Frank: You’re right, I don’t.
Exec: Then why’d you do it?
Frank: Because I need to make a living.
Exec: Well stop it. Don’t do that kind of work anymore.
Frank: Yeah, you’re right.
They shook hands that night and decided to quit everything they were working on (they were employing forty people at the time.)
“It was like jumping off a cliff,” Gehry says. “It was an amazing feeling. I was so happy from then on.”
Devotion can be that easy.
The moment you say yes is the beginning. It’s not when you give your notice or when your novel is off the press. It’s when you say yes to the desire.
“Maybe” clogs up the dream machine.
Do you want a career that amazes even you? Then say yes. Do you want a love life brimming with adoration and the sweet stuff? Then say yes. If you start to tell me why it’s not possible or how bad you want it but you don’t know how to get it – then you don’t want it bad enough. Maybe isn’t going to cut it.

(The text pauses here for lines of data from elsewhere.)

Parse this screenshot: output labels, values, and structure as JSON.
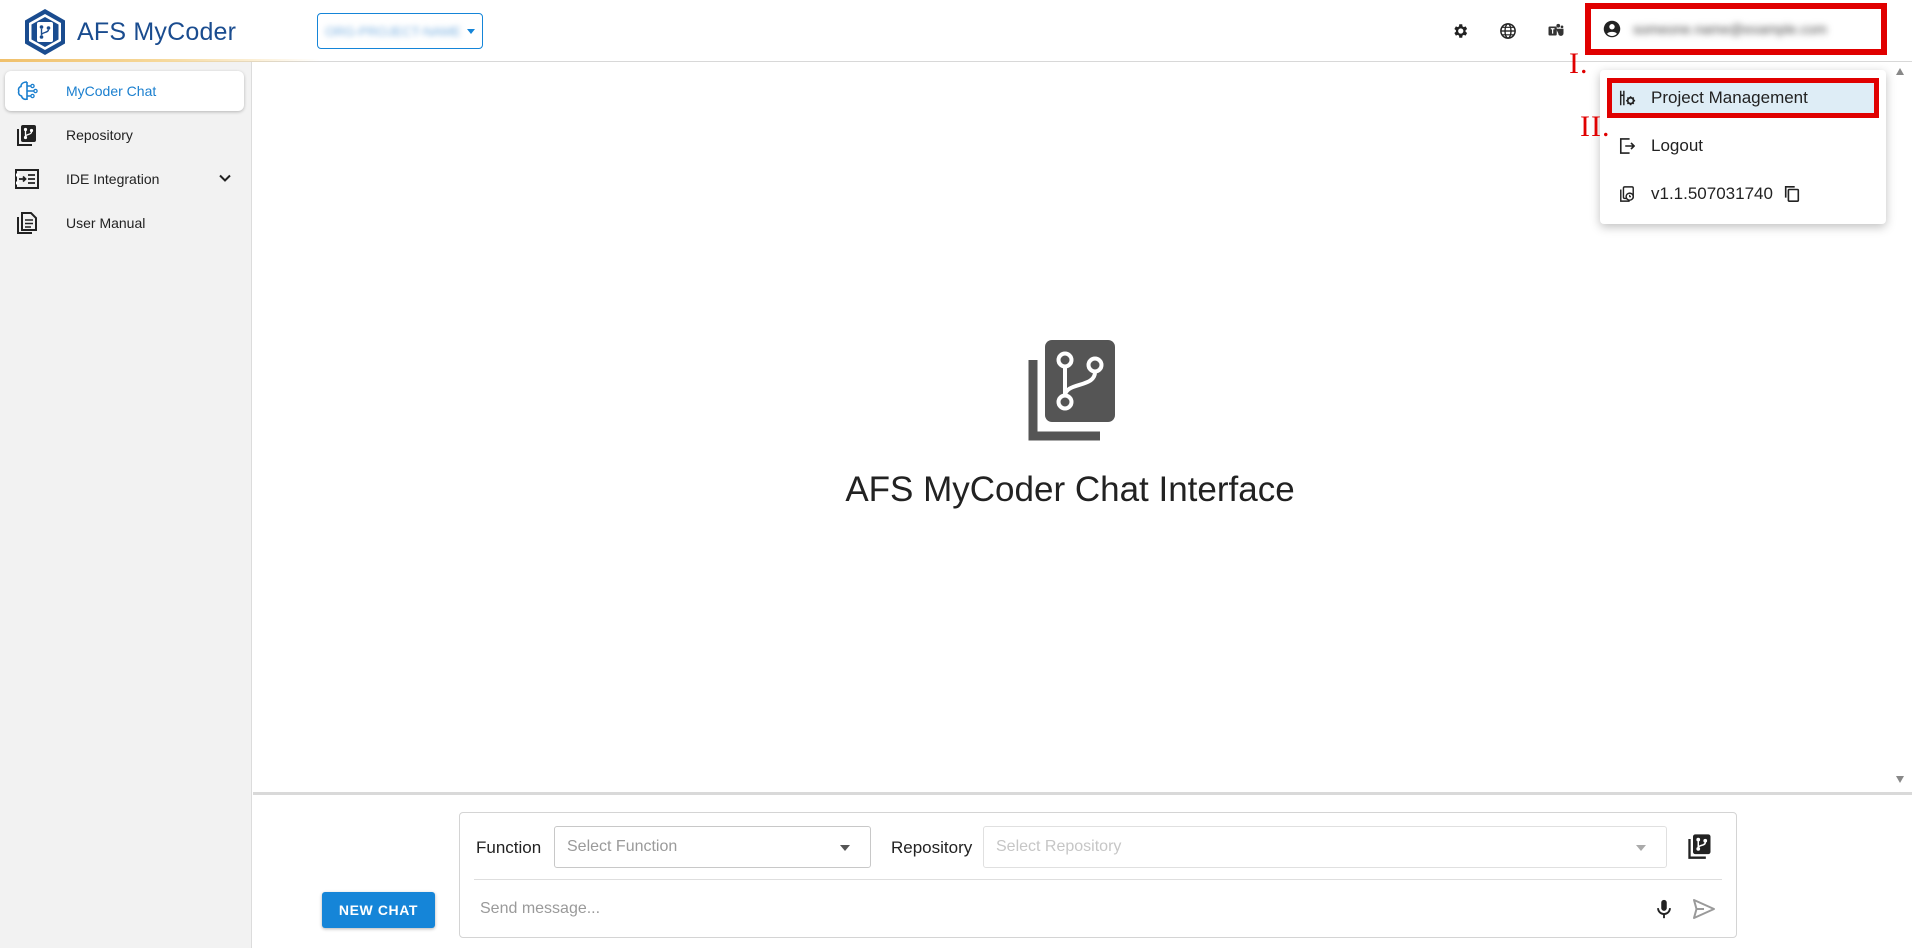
{
  "app": {
    "name": "AFS MyCoder",
    "project_selector": "ORG-PROJECT-NAME",
    "user_email": "someone.name@example.com"
  },
  "header": {
    "icons": [
      "settings-icon",
      "language-globe-icon",
      "teams-icon",
      "account-circle-icon"
    ]
  },
  "sidebar": {
    "items": [
      {
        "label": "MyCoder Chat",
        "icon": "brain-circuit-icon",
        "active": true
      },
      {
        "label": "Repository",
        "icon": "repository-icon"
      },
      {
        "label": "IDE Integration",
        "icon": "ide-integration-icon",
        "expandable": true
      },
      {
        "label": "User Manual",
        "icon": "document-icon"
      }
    ]
  },
  "main": {
    "title": "AFS MyCoder Chat Interface",
    "hero_icon": "repository-icon"
  },
  "chat": {
    "new_chat_label": "NEW CHAT",
    "function_label": "Function",
    "function_placeholder": "Select Function",
    "repository_label": "Repository",
    "repository_placeholder": "Select Repository",
    "message_placeholder": "Send message..."
  },
  "user_menu": {
    "items": [
      {
        "label": "Project Management",
        "icon": "project-tools-icon",
        "highlighted": true
      },
      {
        "label": "Logout",
        "icon": "logout-icon"
      },
      {
        "label": "v1.1.507031740",
        "icon": "version-icon"
      }
    ]
  },
  "annotations": {
    "step1": "I.",
    "step2": "II."
  },
  "colors": {
    "brand_blue": "#1585d8",
    "logo_navy": "#1a4c8f",
    "annotation_red": "#e00000",
    "menu_highlight": "#deedf6"
  }
}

And if someone great calls you out on your own greatness, consider it a sacred moment. Those opportunities are precious. To have your ‘yes’ witnessed is magic-making.
Even after his big yes moment, there were failures for Frank. He was supposedly cash-strapped more than once. He bid on projects he never got. He had to can staff. He questioned is own judgment.
But he never did another building that he didn’t absolutely love creating.
Sketches of Frank Gehry by Sydney Pollack is one of my favourite documentaries. (The late) Pollack features in it and the interaction between the master director and master architect is inspiring and charming.